- Picture this, you are sitting around a table in comfortable leather chairs with a few friends drinking cocktails and playing cards. No, you are not at a friends house on a Friday night but you are riding in your driverless car heading to the moutains for a weekend away. This is the future of the automobile in the 21st century and this technology driven by artificial intelleigence is just around the corner. Don’t freak out if driving in Nevada, and you see a car driving by iteself, the state issued the first licence for a self driven car.... [tags: artificial intelligence, vehicle, GPS]
1047 words (3 pages)
- ... The study consisted of 491 twelve year old children. Of the 491 sample, 47% where male, 53% where female; 34% where African American, 66% where Caucasian. Originally 591 surveys were randomly mailed to the parents of children who attended 20 pre-selected middle schools throughout the state of Michigan. These random letters enclosed a socio-demographic survey requesting participation from African American and Caucasian participants only, resulting in a final sample size of 491 participates. These participants went on to complete various activities which measured the richness and complexity of his or her individual creativity.... [tags: video games, education, intelligence]
823 words (2.4 pages)
- In the helping professions such as psychology, counseling, social work and education, it is imperative that we as professionals understand tests and be able to administer them properly to our clients or students. Tests should be carefully selected, as each has a purpose and as we are aware, there are biases within various tests. A biased test is one in which there are methodical distinctions in the meaning of test scores correlated to different groups. Most tests are well-formulated; however none are absolute.... [tags: Bias in Mental Testing]
1589 words (4.5 pages)
- 1. Do you think the test was a fair assessment of intelligence. I do not think that a single test can accurately assess an individual’s intelligence or their potential. Intelligence testing was once considered the most accurate way to measure an individual’s potential based on a single score. I have taken a variety of these tests throughout my lifetime, with varying results. Personally, I do not believe the results of this type of testing are a proper assessment of an anyone’s potential on its own.... [tags: Intelligence quotient, Intelligence]

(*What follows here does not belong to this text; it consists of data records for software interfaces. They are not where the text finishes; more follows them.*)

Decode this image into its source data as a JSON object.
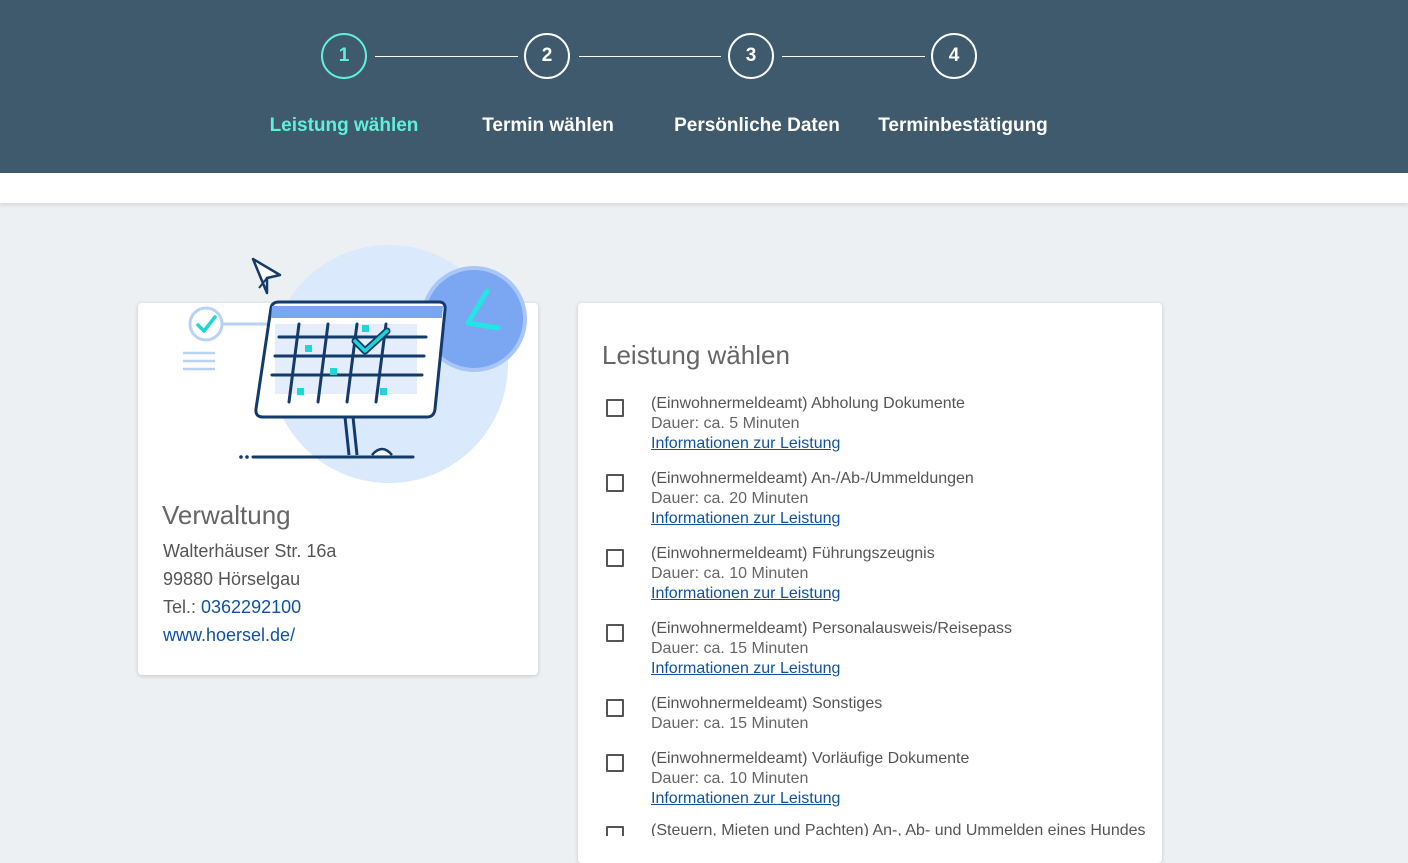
{
  "steps": [
    {
      "number": "1",
      "label": "Leistung wählen"
    },
    {
      "number": "2",
      "label": "Termin wählen"
    },
    {
      "number": "3",
      "label": "Persönliche Daten"
    },
    {
      "number": "4",
      "label": "Terminbestätigung"
    }
  ],
  "active_step": 1,
  "colors": {
    "header_bg": "#3f5a6c",
    "active": "#5ff0d8",
    "link": "#1152a0",
    "page_bg": "#edf0f3"
  },
  "location": {
    "name": "Verwaltung",
    "street": "Walterhäuser Str. 16a",
    "city": "99880 Hörselgau",
    "phone_label": "Tel.: ",
    "phone": "0362292100",
    "website": "www.hoersel.de/"
  },
  "services_section": {
    "title": "Leistung wählen",
    "items": [
      {
        "title": "(Einwohnermeldeamt) Abholung Dokumente",
        "duration": "Dauer: ca. 5 Minuten",
        "info_link": "Informationen zur Leistung"
      },
      {
        "title": "(Einwohnermeldeamt) An-/Ab-/Ummeldungen",
        "duration": "Dauer: ca. 20 Minuten",
        "info_link": "Informationen zur Leistung"
      },
      {
        "title": "(Einwohnermeldeamt) Führungszeugnis",
        "duration": "Dauer: ca. 10 Minuten",
        "info_link": "Informationen zur Leistung"
      },
      {
        "title": "(Einwohnermeldeamt) Personalausweis/Reisepass",
        "duration": "Dauer: ca. 15 Minuten",
        "info_link": "Informationen zur Leistung"
      },
      {
        "title": "(Einwohnermeldeamt) Sonstiges",
        "duration": "Dauer: ca. 15 Minuten",
        "info_link": ""
      },
      {
        "title": "(Einwohnermeldeamt) Vorläufige Dokumente",
        "duration": "Dauer: ca. 10 Minuten",
        "info_link": "Informationen zur Leistung"
      },
      {
        "title": "(Steuern, Mieten und Pachten) An-, Ab- und Ummelden eines Hundes",
        "duration": "",
        "info_link": ""
      }
    ]
  },
  "icons": [
    "calendar-illustration-icon",
    "paper-plane-icon",
    "clock-icon",
    "checkmark-icon",
    "checkbox-icon"
  ]
}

1420 words (4.1 pages)
- Since the first scientist man has been attempting to categorize, understand, define, and manipulate intelligence. What began as one man or woman being less intelligent than another slowly evolved with psychology under the efforts of Alfred Binet, Theodore Simons, Robert Yerkes, David Wechsler, Howard Gardner, Robert Sternberg, and countless others who studied and attempted to decipher the mysteries of intelligence or lack thereof behind the human mind and spawned the current beliefs, meanings, social ideologies, and definitions of intelligence.... [tags: Intelligence quotient, Intelligence]
953 words (2.7 pages)
- How much information would you accept from a test that claims it can tell you all about yourself after you answer a few questions. These online psychological tests state that by taking them we can find out more about ourselves. Intelligence testing and personality assessments could be a way to find out a deeper version of yourself, but they could also be a way to box you into a generalized idea of who you are supposed to be. We should not rely on these tests alone to find a more deeper understanding of ourselves because your character can not be summed up with one phrase or number.... [tags: Intelligence quotient, Intelligence]
830 words (2.4 pages)